How long will Spain and Italy be able to hold up?
Italy and Spain can withstand rising yields for a short period (a few months). But in the longer term, such yields will significantly add to their deficits and will force further austerity – which will be very unpopular domestically and which risks killing off any growth prospects. Rising costs also feed through to the countries’ banking sectors, which could face increasing costs leading to a tightening of credit in the economy.
Both countries suffer massively from low growth and poor competitiveness, with Italy in particular lacking a credible plan for how to get out of its snowballing debt problem – interest payments on debt outstrip growth meaning debt continues to grow relative to GDP. Italy and Spain will somehow need to find a way to make the long-term changes necessary to boost their growth and competitiveness, within the restraints of a flawed currency union.
So is there anything the eurozone can do to stop contagion in the short term (before it’s too late)?
If radically expanding the EFSF and a proper liquidity role for the ECB are ruled out due to political constraints, what, then, can eurozone leaders actually do? The brutal truth is: not that much.
Eurozone leaders have wasted so much time and manoeuvring room on completely failed policies, i.e. the bailouts. A restructuring of the Greek, Irish and Portuguese economies now look like a more attractive option. Far from stemming contagion, every day they wait, the more painful the necessary restructuring becomes, as markets get more jittery, bond spreads increase, in turn putting more pressure on government funds as the crisis sucks in more countries.
The existing EFSF funds could be used to help provide a backstop for European banks and to recapitalise them. The ECB could continue its bond buying on a short term basis but needs to develop a plan for how to wind down this programme in the long-term.
There is now even talk of a eurozone bout of QE. However, it is not clear whether the ECB could ever do this effectively, since, any increase in money (either electronic or hard currency) has to go through the ECB Governing Council, meaning it needs the approval of the National Central Banks (NCBs) of Triple-A countries such as Germany, Finland and the Netherlands, who are unlikely to agree to it. Even if it were approved, the actual distribution mechanism would need to be through NCBs, according to the member states' share in the ECB, meaning that Germany could get a huge bout of QE which it does not necessarily need or want.
Is the endgame drawing closer?
The impossible short-term choices, pitting the need to soothe the markets against national democratic restraints, perfectly illustrate the flaw that was inbuilt in the eurozone from the very beginning.
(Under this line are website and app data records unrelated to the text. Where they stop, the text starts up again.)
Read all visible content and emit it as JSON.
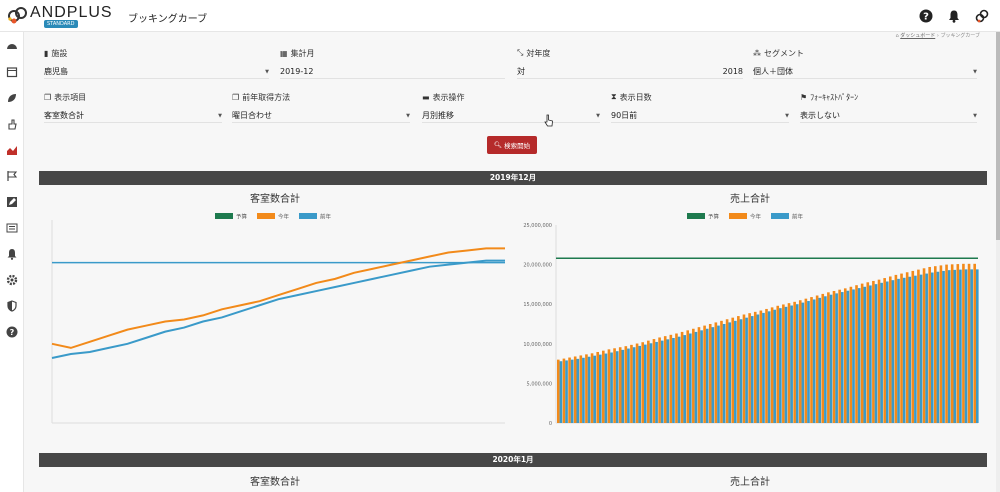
{
  "header": {
    "brand": "ANDPLUS",
    "badge": "STANDARD",
    "title": "ブッキングカーブ",
    "icons": [
      "question-icon",
      "bell-icon",
      "link-icon"
    ]
  },
  "breadcrumb": {
    "home": "ダッシュボード",
    "sep": "›",
    "current": "ブッキングカーブ"
  },
  "sidebar": {
    "icons": [
      "dashboard-icon",
      "calendar-icon",
      "leaf-icon",
      "hand-icon",
      "area-chart-icon",
      "flag-icon",
      "edit-icon",
      "list-icon",
      "bell-icon",
      "gear-icon",
      "shield-icon",
      "question-icon"
    ]
  },
  "filters": {
    "facility": {
      "label": "施設",
      "value": "鹿児島"
    },
    "month": {
      "label": "集計月",
      "value": "2019-12"
    },
    "year": {
      "label": "対年度",
      "prefix": "対",
      "value": "2018"
    },
    "segment": {
      "label": "セグメント",
      "value": "個人＋団体"
    },
    "item": {
      "label": "表示項目",
      "value": "客室数合計"
    },
    "prevyear": {
      "label": "前年取得方法",
      "value": "曜日合わせ"
    },
    "operation": {
      "label": "表示操作",
      "value": "月別推移"
    },
    "days": {
      "label": "表示日数",
      "value": "90日前"
    },
    "forecast": {
      "label": "ﾌｫｰｷｬｽﾄﾊﾟﾀｰﾝ",
      "value": "表示しない"
    }
  },
  "search_button": "検索開始",
  "sections": [
    {
      "banner": "2019年12月",
      "left_title": "客室数合計",
      "right_title": "売上合計"
    },
    {
      "banner": "2020年1月",
      "left_title": "客室数合計",
      "right_title": "売上合計"
    }
  ],
  "legend": [
    "予算",
    "今年",
    "前年"
  ],
  "colors": {
    "budget": "#1e7a4e",
    "this_year": "#f28a1a",
    "last_year": "#3a9ac9",
    "banner": "#474747",
    "button": "#b52a2a"
  },
  "chart_data": [
    {
      "type": "line",
      "title": "客室数合計",
      "series": [
        {
          "name": "予算",
          "values": [
            0.79
          ]
        },
        {
          "name": "今年",
          "values": [
            0.39,
            0.37,
            0.4,
            0.43,
            0.46,
            0.48,
            0.5,
            0.51,
            0.53,
            0.56,
            0.58,
            0.6,
            0.63,
            0.66,
            0.69,
            0.71,
            0.74,
            0.76,
            0.78,
            0.8,
            0.82,
            0.84,
            0.85,
            0.86,
            0.86
          ]
        },
        {
          "name": "前年",
          "values": [
            0.32,
            0.34,
            0.35,
            0.37,
            0.39,
            0.42,
            0.45,
            0.47,
            0.5,
            0.52,
            0.55,
            0.58,
            0.61,
            0.63,
            0.65,
            0.67,
            0.69,
            0.71,
            0.73,
            0.75,
            0.77,
            0.78,
            0.79,
            0.8,
            0.8
          ]
        }
      ]
    },
    {
      "type": "bar",
      "title": "売上合計",
      "ylim": [
        0,
        25000000
      ],
      "yticks": [
        "25,000,000",
        "20,000,000",
        "15,000,000",
        "10,000,000",
        "5,000,000",
        "0"
      ],
      "budget": 20800000,
      "series": [
        {
          "name": "今年",
          "values": [
            8000000,
            8400000,
            8800000,
            9300000,
            9700000,
            10200000,
            10800000,
            11300000,
            11900000,
            12500000,
            13100000,
            13700000,
            14200000,
            14800000,
            15300000,
            15900000,
            16500000,
            17000000,
            17600000,
            18100000,
            18700000,
            19200000,
            19700000,
            20000000,
            20100000
          ]
        },
        {
          "name": "前年",
          "values": [
            7800000,
            8100000,
            8500000,
            8900000,
            9400000,
            9900000,
            10400000,
            10900000,
            11500000,
            12100000,
            12700000,
            13300000,
            13900000,
            14500000,
            15000000,
            15600000,
            16200000,
            16700000,
            17200000,
            17700000,
            18200000,
            18600000,
            19000000,
            19300000,
            19400000
          ]
        }
      ]
    }
  ]
}
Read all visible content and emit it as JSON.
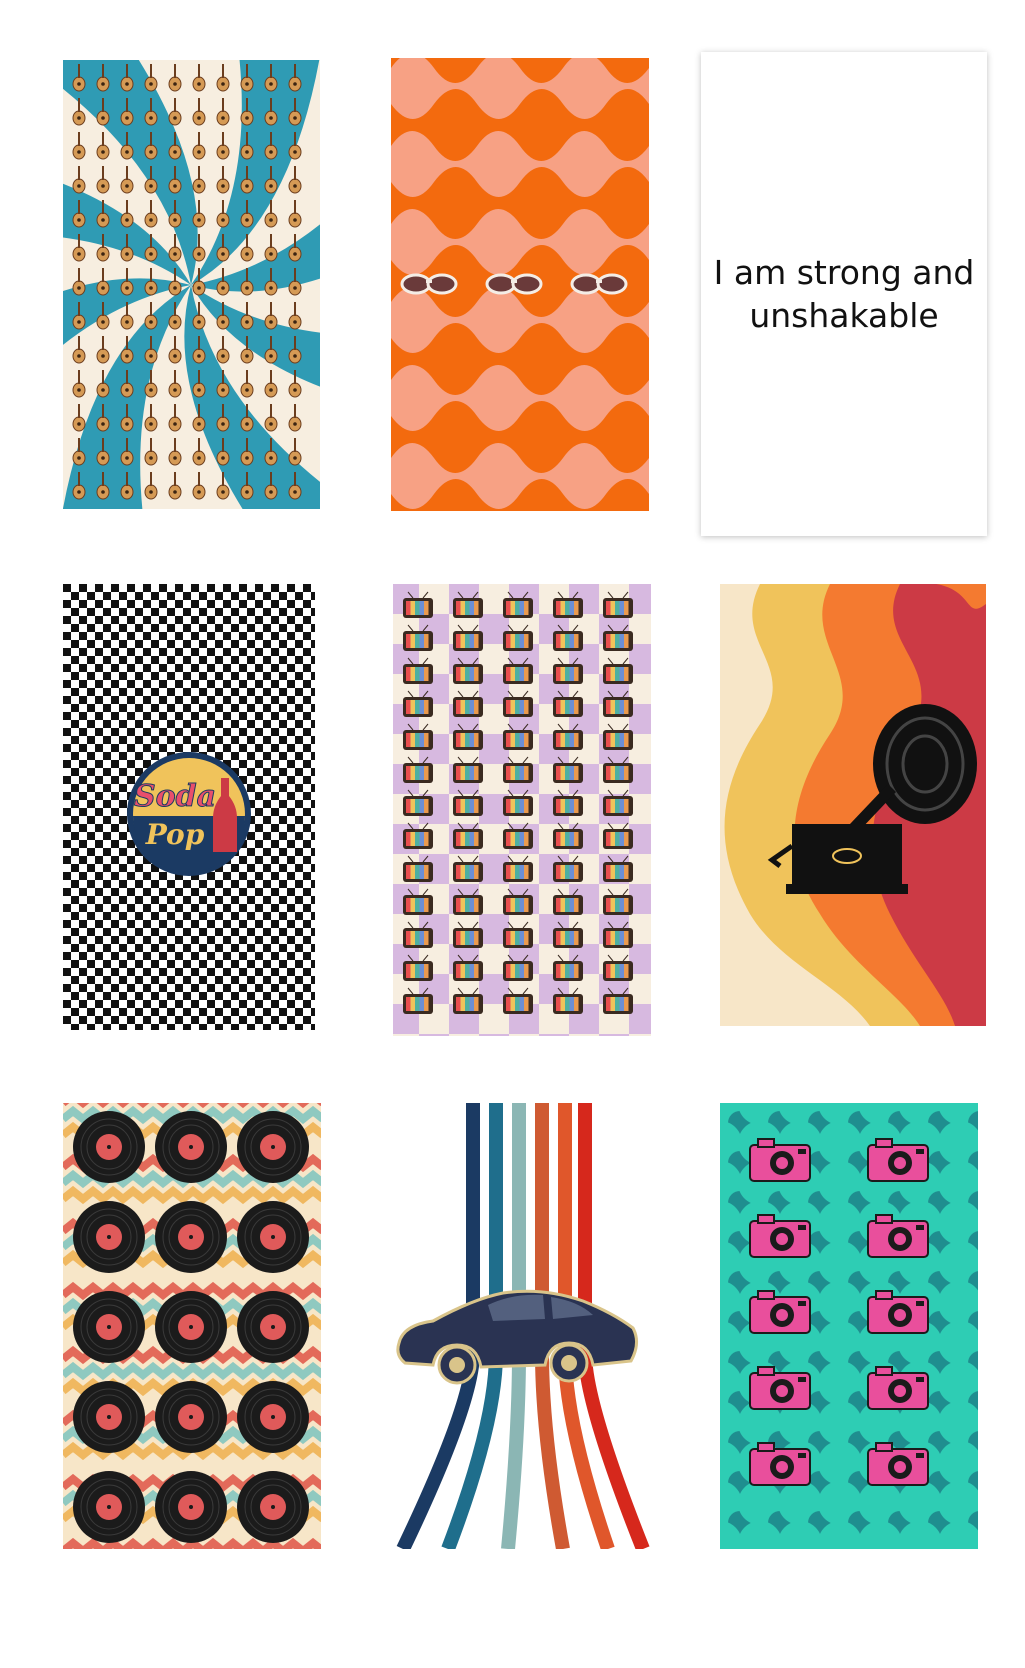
{
  "affirmation": {
    "line1": "I am strong and",
    "line2": "unshakable"
  },
  "badge": {
    "word1": "Soda",
    "word2": "Pop"
  },
  "colors": {
    "teal_blue": "#2f9bb4",
    "cream": "#f7eee0",
    "orange": "#f36a0e",
    "peach": "#f7a184",
    "lavender": "#d7b9e0",
    "mustard": "#f0c35b",
    "coral_red": "#cc3a45",
    "navy": "#1b3a63",
    "mint": "#2ecdb4",
    "hot_pink": "#e94f9c"
  },
  "tiles": [
    {
      "id": "guitars",
      "icon": "guitar-icon"
    },
    {
      "id": "sunglasses",
      "icon": "sunglasses-icon"
    },
    {
      "id": "affirmation",
      "icon": ""
    },
    {
      "id": "sodapop",
      "icon": "soda-bottle-icon"
    },
    {
      "id": "tvs",
      "icon": "retro-tv-icon"
    },
    {
      "id": "gramophone",
      "icon": "gramophone-icon"
    },
    {
      "id": "vinyls",
      "icon": "vinyl-record-icon"
    },
    {
      "id": "car",
      "icon": "vintage-car-icon"
    },
    {
      "id": "cameras",
      "icon": "camera-icon"
    }
  ]
}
The choice that was always inevitable is therefore drawing closer: appease markets but run over voters and create a full fiscal union - or break up the eurozone.